The red and white Slavia shirt with five-pointed red star is probably the oldest football shirt still in use. It remains unchanged since our very first game in 1896. The combination of Slavic colours survived Nazi occupation of the Czech Lands between 1939 and 1945 but in 1953 during of communist persecution of Slavia, the club was stripped of its colours, its shirt and its name. Slavia – the symbol of intelligentsia – was renamed “Dynamo” after Soviet model and ordered to play in blue and red or dark blue shirts.
The traditional red and white shirt – one of the club’s most distinctive symbols – returned to the scene exactly 64 years ago. One of the sets was secretly kept in the flat of Slavia treasurer Karel Sehnoutka. On 1 and 2 April Slavia (Dynamo) participated in Easter tournament hosted by Sparta (then also renamed to Spartak Sokolovo) together with Hajduk Split and IFK Göteborg. Despite the still existing ban and despite the fear, our players decided to wear red-white set of shirts for their games. Slavia won both games (3-1 against both Hajduk and IFK) and became champions of the tournament.
The original shirts became the biggest sensation of the event and were greeted with standing ovation. 35,000 people attended both games including then Czechoslovak communist president Antonín Zápotocký.

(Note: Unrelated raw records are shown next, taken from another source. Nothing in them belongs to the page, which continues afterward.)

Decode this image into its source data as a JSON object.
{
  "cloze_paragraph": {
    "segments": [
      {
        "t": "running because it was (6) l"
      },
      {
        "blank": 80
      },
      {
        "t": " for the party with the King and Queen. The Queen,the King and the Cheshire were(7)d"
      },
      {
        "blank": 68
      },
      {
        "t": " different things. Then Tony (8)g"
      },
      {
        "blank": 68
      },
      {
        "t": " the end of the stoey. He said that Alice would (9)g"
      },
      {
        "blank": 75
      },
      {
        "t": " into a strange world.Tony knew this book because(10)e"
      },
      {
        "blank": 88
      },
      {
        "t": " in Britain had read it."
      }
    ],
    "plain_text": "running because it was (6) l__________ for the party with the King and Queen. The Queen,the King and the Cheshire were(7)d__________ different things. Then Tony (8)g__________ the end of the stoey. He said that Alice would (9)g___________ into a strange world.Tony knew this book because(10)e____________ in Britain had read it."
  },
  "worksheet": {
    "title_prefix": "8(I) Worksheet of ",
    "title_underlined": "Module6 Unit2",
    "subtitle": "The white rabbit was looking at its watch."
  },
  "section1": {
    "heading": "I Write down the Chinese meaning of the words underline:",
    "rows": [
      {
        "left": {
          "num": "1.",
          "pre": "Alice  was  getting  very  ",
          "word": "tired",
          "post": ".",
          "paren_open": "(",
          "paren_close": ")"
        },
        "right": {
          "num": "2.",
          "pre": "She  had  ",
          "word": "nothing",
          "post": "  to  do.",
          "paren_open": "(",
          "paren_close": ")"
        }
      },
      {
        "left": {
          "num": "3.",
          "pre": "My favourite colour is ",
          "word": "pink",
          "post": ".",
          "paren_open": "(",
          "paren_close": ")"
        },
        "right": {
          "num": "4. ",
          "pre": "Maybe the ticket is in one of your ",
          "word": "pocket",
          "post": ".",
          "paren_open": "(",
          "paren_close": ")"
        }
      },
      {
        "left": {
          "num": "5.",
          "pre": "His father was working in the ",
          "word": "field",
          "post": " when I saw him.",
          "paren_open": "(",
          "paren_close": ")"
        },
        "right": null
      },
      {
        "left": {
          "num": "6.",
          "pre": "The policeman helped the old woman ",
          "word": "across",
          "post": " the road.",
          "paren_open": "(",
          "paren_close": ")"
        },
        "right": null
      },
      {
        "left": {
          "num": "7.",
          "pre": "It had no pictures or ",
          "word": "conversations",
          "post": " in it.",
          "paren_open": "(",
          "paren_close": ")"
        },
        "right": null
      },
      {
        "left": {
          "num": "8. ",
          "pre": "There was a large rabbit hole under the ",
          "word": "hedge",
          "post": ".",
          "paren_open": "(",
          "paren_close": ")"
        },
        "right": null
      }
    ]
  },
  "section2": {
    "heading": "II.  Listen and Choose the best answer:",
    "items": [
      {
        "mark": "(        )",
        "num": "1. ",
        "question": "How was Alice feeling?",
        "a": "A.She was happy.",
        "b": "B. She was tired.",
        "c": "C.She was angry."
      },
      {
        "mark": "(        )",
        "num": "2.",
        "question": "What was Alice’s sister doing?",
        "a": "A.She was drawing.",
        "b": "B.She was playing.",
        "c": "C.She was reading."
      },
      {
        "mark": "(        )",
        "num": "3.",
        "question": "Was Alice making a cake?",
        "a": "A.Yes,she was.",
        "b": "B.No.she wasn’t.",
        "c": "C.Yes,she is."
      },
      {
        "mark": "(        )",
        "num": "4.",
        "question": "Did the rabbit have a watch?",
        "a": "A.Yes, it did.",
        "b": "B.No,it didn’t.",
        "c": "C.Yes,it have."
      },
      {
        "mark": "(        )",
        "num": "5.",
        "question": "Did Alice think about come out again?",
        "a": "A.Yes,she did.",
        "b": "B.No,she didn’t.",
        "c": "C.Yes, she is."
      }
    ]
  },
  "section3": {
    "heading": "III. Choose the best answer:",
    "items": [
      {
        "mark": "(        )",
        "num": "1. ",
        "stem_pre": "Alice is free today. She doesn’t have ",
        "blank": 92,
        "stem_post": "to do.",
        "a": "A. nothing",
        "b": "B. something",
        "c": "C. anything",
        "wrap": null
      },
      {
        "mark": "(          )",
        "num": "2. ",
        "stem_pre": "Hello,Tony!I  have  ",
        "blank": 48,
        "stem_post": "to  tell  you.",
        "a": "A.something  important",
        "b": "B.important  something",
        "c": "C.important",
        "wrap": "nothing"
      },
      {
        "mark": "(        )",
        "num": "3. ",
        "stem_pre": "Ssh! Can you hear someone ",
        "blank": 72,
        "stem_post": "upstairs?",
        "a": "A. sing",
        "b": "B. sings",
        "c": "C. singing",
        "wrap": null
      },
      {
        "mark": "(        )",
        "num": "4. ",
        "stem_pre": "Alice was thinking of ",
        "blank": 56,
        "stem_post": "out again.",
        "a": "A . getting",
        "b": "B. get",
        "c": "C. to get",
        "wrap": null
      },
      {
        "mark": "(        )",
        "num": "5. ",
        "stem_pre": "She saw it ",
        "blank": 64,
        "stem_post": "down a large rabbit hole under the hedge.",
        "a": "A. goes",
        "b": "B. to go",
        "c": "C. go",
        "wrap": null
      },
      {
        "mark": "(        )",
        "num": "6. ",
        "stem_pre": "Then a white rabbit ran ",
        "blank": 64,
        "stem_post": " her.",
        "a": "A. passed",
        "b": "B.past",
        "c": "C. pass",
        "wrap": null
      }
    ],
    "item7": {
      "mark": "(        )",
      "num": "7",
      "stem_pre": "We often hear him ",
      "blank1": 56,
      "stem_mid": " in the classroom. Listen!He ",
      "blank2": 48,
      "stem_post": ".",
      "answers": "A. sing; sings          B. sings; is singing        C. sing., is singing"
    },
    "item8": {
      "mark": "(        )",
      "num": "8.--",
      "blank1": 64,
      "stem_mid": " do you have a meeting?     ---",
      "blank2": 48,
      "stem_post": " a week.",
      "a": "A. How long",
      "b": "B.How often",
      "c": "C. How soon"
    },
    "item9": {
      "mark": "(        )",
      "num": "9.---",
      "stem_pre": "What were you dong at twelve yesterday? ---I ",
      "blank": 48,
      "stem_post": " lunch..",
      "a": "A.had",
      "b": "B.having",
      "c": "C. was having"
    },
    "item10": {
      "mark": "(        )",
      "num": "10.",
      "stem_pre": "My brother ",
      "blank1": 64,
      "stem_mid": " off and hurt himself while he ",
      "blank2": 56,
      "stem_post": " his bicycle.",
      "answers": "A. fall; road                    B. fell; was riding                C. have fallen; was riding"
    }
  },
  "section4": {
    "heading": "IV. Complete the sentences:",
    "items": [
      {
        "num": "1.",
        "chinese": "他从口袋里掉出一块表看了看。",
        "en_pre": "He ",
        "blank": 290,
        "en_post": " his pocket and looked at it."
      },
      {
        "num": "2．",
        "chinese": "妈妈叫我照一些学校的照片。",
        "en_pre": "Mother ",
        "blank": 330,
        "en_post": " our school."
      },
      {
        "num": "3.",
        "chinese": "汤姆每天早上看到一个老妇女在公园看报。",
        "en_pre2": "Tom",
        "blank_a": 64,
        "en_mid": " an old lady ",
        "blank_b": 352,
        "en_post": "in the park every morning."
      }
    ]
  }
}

Surprisingly, no punishments followed, and Slavia could return to their original shirts for good.
Today we can present unique colorized photo from that tournament so that everyone could enjoy the beauty of our red and white shirts.
Top row from left: Kocourek, Andrejkovič, Jareš, Hildebrandt, Hubálek, Pešek, Štádler.
Lower row: Fiktus, Jonák, S. Hlaváček, Svoboda